In Jefferies’ recent “Assessing the Wider Implications of a Slimmer Society” report, the firm’s analysts underlined some of the key ways in which Glucagon-like peptide-1 receptor agonists (or GLP-1s) could affect the re/insurance sector.
According to the analysts, GLP-1s were originally approved for use in 2005 as a treatment for Type 2 diabetes, and have since proven to help manage the disease as well as functionally reduce appetites.
“The potential weight loss implications were not lost on the medical community. However, it wasn’t until semaglutide was approved in 2017, with an indication for weight loss specifically approved in 2021, and a subsequent study showing CV risk improvement, that it properly captured the attention of the masses,” Jefferies explained.
The firm’s analysts noted that public enthusiasm for GLP-1 use as a weight loss treatment has “yet to lose steam,” with the firm’s healthcare teams forecasting it could be a >$100bn global market, with uptake rapidly rising through the end of the decade.
In the report, one analyst said that a “lighter, healthier population would be a net positive for the US life insurance sector, with the caveat that trends in the insured population mirror trends in the overall population.”
They went on, “Improved health would likely lead to lower premiums, as more buyers of life insurance would qualify for better underwriting classes, but this impact would only be seen on new business.
“On in-force business, companies would benefit from delayed mortality, allowing life insurers to earn more investment income on reserves for longer periods of time.”
Jefferies highlighted that it would also expect a healthier population to drive improvements in morbidity, which could lower claims costs in products such as disability and long-term care.
“Improvements in morbidity would ultimately get reflected in pricing, though this impact would occur over time. Going the other way, however, increases in longevity from improved health could increase claims costs in products such as pension risk transfer and income annuities,” the report observed.
Another analyst said that they expect GLP-1 drugs to “positively impact the life insurance space,” adding that a continued lowering of death rates will improve profitability and that demand is unlikely to change as it is driven by growth in liabilities that need coverage.
This analyst continued, “Additionally, prices are unlikely to fall as this remains a push rather than pull product, meaning distribution costs are driving price. However, the impacts on health insurance are mixed.
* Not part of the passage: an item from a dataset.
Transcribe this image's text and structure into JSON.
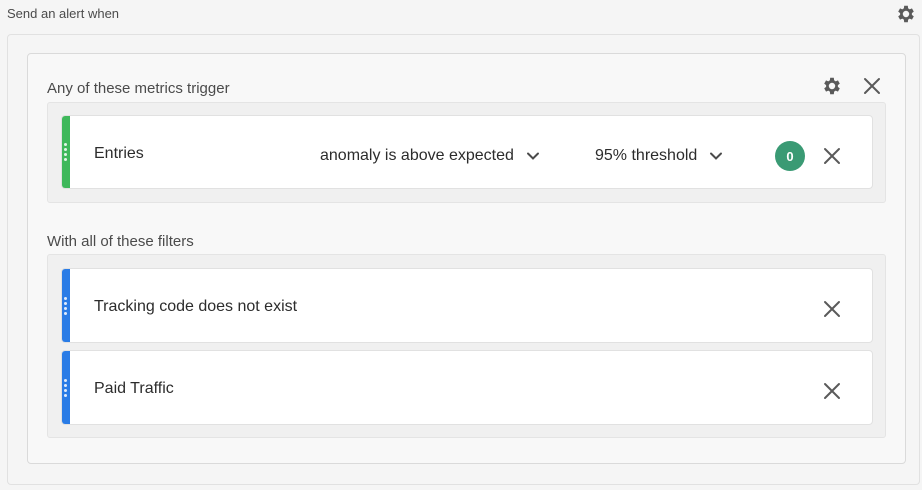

A healthier population should have a reduced claims burden by reducing hospital visits, but this means lower premium rates to compensate for the lower risk.
“That said, health insurance affordability has been an issue so there could be an offsetting effect through increased demand. Furthermore, lower obesity rates will reduce the strain on the NHS, limiting the need for private coverage.
“Annuities should be negatively impacted as longer life spans will lift the cost of providing LT pensions. Additionally, liabilities with a longer duration than available assets carry a hefty capital charge.”